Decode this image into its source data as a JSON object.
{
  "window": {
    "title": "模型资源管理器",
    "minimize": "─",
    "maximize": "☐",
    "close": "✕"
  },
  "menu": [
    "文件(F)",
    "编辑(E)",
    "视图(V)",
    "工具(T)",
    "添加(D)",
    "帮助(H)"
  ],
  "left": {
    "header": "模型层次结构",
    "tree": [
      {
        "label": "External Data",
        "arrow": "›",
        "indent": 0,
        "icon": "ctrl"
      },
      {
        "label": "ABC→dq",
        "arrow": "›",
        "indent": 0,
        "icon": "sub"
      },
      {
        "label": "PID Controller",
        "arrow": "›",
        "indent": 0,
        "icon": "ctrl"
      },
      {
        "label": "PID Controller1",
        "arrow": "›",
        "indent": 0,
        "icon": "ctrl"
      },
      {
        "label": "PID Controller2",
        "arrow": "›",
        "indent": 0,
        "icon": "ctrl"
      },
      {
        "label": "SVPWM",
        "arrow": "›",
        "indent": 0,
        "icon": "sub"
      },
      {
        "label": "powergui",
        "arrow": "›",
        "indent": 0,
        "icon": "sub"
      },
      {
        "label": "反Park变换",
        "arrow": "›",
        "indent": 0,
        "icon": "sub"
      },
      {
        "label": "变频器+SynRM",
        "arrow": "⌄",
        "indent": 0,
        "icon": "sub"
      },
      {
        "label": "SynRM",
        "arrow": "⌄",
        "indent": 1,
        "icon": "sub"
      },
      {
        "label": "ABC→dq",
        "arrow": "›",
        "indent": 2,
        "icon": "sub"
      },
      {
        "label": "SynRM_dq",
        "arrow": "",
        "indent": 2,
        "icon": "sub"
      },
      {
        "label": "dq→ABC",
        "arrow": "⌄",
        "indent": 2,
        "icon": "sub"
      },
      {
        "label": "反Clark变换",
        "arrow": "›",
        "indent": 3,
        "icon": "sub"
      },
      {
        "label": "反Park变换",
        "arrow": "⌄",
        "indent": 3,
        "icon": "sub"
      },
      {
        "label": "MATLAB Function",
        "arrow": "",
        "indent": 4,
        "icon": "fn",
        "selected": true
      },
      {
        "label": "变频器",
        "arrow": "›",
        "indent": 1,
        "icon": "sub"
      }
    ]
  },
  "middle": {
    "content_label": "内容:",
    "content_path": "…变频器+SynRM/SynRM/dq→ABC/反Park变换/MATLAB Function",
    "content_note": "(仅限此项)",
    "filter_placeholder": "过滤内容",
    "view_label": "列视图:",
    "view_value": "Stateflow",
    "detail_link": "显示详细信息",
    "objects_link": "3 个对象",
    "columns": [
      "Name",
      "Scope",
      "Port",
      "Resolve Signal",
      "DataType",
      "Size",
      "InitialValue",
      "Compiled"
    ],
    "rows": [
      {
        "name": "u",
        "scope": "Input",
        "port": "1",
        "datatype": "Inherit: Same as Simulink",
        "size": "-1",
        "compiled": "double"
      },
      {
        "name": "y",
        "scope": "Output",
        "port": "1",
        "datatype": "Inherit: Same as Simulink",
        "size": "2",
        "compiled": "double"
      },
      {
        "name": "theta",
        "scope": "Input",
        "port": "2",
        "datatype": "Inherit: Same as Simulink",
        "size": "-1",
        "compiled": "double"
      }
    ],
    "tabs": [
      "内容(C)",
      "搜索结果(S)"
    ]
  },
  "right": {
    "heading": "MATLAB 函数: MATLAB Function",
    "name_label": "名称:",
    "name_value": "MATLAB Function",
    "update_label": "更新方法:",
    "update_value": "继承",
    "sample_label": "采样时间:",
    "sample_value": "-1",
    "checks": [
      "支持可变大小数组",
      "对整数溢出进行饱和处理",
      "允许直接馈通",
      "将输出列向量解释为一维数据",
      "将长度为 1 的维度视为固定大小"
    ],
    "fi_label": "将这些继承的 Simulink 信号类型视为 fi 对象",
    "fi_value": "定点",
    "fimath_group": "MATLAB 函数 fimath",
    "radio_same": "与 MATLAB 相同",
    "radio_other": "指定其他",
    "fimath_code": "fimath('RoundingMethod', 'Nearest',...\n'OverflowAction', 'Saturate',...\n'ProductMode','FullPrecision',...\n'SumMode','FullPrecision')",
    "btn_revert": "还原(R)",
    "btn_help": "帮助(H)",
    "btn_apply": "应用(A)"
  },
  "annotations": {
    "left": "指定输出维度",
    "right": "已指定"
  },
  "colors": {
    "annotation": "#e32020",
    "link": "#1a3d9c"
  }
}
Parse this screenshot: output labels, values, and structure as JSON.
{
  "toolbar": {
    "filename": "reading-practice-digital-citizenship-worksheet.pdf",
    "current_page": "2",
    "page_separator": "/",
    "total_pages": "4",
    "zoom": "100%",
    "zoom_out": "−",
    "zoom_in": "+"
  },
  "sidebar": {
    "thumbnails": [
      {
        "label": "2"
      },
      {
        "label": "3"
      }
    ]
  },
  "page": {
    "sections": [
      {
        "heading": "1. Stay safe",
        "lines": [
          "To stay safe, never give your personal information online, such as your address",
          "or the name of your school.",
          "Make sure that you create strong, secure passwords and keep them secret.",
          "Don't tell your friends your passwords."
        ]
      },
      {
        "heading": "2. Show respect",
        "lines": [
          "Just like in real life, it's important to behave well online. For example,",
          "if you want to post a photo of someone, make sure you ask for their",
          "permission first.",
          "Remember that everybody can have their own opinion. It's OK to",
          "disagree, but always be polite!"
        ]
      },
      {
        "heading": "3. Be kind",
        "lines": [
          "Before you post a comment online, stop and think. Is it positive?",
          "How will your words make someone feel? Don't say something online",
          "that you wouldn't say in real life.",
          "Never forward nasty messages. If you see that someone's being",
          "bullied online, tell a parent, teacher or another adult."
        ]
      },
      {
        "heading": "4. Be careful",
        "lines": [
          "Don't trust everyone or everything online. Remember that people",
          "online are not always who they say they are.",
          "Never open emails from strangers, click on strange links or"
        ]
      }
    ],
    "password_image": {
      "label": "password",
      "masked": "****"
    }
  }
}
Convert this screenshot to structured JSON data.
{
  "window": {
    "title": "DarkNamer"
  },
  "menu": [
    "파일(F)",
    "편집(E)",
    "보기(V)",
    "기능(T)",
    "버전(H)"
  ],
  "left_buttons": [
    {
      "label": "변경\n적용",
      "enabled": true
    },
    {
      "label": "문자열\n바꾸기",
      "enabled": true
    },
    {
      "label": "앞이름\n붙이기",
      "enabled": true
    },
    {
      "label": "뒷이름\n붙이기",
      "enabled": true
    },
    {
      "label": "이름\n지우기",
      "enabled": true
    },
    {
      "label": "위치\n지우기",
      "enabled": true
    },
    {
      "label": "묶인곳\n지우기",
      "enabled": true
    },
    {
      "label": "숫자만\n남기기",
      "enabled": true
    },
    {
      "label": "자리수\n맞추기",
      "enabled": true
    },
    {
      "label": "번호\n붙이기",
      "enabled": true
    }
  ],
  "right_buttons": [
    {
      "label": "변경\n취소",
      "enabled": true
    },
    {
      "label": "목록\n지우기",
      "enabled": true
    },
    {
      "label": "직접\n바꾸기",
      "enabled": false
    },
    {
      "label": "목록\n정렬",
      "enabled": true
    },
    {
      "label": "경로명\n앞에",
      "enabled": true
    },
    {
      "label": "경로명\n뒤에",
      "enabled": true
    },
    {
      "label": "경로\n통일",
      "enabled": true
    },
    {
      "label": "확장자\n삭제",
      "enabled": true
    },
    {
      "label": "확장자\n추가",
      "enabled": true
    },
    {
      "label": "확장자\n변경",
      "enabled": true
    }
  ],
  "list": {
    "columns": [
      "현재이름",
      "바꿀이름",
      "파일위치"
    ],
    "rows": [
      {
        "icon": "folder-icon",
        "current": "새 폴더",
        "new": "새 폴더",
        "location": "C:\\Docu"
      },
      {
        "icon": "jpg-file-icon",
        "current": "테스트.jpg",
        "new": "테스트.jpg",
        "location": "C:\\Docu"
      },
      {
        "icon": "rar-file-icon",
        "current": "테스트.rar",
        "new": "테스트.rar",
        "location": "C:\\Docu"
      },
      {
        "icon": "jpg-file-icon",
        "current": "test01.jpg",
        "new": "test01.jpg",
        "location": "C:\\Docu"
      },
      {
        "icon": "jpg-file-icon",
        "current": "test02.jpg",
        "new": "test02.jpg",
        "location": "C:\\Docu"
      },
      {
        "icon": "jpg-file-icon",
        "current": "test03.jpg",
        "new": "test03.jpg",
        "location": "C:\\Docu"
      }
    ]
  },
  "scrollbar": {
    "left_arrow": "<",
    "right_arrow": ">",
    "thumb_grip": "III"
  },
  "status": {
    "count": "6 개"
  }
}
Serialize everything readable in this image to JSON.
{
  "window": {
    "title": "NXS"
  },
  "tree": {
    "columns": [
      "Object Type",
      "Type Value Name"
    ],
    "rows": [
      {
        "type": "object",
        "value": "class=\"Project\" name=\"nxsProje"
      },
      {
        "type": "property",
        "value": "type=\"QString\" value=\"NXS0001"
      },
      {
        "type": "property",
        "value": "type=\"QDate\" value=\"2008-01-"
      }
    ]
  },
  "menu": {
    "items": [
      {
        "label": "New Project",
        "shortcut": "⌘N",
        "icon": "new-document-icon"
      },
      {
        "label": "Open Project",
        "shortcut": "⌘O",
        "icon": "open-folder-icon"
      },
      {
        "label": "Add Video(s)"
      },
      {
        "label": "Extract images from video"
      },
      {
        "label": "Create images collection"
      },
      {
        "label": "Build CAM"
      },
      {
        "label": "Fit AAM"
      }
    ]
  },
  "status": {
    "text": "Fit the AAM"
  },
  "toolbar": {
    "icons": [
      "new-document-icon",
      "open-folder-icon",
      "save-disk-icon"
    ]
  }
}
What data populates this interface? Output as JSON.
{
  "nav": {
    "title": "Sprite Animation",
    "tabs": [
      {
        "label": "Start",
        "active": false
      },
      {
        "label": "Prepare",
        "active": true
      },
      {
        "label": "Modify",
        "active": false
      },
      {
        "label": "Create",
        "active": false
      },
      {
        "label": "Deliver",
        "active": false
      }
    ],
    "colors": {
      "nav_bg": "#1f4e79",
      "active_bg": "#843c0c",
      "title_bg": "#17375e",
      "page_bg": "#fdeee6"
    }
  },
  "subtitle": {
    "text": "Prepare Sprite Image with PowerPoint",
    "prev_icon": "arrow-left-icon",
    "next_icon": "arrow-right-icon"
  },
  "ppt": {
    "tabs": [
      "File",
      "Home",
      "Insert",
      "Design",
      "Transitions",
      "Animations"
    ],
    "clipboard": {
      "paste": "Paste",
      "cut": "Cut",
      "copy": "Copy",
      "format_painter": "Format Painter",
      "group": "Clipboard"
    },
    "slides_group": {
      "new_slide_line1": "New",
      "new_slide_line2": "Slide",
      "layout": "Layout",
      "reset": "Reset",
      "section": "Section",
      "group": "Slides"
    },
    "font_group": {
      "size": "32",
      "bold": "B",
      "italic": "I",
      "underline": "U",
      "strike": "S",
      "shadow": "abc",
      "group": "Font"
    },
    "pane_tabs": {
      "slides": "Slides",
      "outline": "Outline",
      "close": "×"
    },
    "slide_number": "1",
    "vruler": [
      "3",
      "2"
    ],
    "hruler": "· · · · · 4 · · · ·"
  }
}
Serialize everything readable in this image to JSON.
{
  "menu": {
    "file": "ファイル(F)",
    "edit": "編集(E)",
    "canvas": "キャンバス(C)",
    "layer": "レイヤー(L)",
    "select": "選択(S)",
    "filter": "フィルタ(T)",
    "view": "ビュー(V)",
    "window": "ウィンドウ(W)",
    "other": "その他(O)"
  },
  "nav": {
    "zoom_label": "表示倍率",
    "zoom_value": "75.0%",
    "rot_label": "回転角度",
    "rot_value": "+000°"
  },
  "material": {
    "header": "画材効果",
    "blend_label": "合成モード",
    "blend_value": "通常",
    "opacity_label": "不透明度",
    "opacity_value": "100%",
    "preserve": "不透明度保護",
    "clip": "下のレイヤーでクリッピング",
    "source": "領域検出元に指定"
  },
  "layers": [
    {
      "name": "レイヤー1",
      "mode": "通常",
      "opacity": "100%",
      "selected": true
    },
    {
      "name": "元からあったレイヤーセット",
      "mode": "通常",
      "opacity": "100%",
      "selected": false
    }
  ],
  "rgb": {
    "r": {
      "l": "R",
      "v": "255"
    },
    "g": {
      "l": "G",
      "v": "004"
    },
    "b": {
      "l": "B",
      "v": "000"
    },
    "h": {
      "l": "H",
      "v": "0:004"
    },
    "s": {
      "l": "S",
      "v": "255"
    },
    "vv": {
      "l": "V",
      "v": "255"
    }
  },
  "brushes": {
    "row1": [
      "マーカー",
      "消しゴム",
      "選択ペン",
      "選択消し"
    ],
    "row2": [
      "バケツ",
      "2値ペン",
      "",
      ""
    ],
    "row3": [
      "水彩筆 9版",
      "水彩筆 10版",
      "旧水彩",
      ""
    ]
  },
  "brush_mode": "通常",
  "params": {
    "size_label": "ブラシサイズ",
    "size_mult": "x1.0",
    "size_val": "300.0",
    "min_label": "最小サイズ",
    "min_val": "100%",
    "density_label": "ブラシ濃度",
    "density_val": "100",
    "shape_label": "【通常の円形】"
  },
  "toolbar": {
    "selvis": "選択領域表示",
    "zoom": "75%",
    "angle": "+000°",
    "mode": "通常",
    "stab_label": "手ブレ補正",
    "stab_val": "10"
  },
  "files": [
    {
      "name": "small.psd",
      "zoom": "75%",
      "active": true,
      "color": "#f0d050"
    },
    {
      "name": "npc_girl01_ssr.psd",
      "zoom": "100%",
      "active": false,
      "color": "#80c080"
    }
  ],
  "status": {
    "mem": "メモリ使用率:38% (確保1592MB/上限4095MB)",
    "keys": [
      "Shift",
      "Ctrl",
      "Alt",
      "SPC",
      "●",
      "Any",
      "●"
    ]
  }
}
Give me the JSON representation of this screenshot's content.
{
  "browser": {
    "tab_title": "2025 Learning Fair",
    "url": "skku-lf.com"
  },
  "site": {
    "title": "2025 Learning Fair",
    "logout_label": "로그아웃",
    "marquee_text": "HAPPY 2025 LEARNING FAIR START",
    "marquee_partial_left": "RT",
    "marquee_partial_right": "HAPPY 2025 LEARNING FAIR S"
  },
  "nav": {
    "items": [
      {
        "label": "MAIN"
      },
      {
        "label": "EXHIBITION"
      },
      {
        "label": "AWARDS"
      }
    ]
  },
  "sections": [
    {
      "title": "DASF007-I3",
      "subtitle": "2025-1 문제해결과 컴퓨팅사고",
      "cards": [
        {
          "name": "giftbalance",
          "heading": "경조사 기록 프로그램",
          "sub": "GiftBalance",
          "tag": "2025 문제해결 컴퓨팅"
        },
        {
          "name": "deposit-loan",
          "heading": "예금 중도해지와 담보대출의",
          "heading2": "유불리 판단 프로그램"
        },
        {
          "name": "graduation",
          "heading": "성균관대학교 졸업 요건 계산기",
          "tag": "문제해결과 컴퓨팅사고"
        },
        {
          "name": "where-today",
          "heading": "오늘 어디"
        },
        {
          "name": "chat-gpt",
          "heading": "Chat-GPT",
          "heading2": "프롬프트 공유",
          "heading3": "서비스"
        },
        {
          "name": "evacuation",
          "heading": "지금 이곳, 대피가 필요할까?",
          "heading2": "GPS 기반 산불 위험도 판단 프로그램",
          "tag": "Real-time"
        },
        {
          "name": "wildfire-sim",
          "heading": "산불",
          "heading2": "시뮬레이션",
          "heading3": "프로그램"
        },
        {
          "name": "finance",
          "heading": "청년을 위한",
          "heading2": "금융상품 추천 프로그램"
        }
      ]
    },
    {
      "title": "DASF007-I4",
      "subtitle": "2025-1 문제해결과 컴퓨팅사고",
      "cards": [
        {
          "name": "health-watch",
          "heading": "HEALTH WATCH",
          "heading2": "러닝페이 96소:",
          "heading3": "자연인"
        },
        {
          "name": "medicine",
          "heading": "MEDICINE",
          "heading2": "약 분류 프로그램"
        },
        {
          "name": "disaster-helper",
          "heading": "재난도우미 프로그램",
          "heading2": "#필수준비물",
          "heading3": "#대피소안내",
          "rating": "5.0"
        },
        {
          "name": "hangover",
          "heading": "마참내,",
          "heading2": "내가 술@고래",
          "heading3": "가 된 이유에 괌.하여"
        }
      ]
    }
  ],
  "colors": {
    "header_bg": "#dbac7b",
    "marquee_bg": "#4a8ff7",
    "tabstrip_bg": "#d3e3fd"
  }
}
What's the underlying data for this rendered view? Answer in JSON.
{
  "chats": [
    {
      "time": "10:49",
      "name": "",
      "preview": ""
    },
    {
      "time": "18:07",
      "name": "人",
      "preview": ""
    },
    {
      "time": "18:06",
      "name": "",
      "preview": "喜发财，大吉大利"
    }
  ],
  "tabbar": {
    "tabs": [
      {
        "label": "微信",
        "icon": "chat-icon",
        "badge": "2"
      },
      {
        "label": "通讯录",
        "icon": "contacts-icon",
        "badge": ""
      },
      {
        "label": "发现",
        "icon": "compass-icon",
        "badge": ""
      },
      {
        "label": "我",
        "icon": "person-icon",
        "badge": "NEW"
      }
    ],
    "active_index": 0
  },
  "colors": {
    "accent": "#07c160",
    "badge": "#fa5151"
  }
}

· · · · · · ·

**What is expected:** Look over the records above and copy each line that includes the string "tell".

**Result for this task:**
          "Don't tell your friends your passwords."
          "bullied online, tell a parent, teacher or another adult."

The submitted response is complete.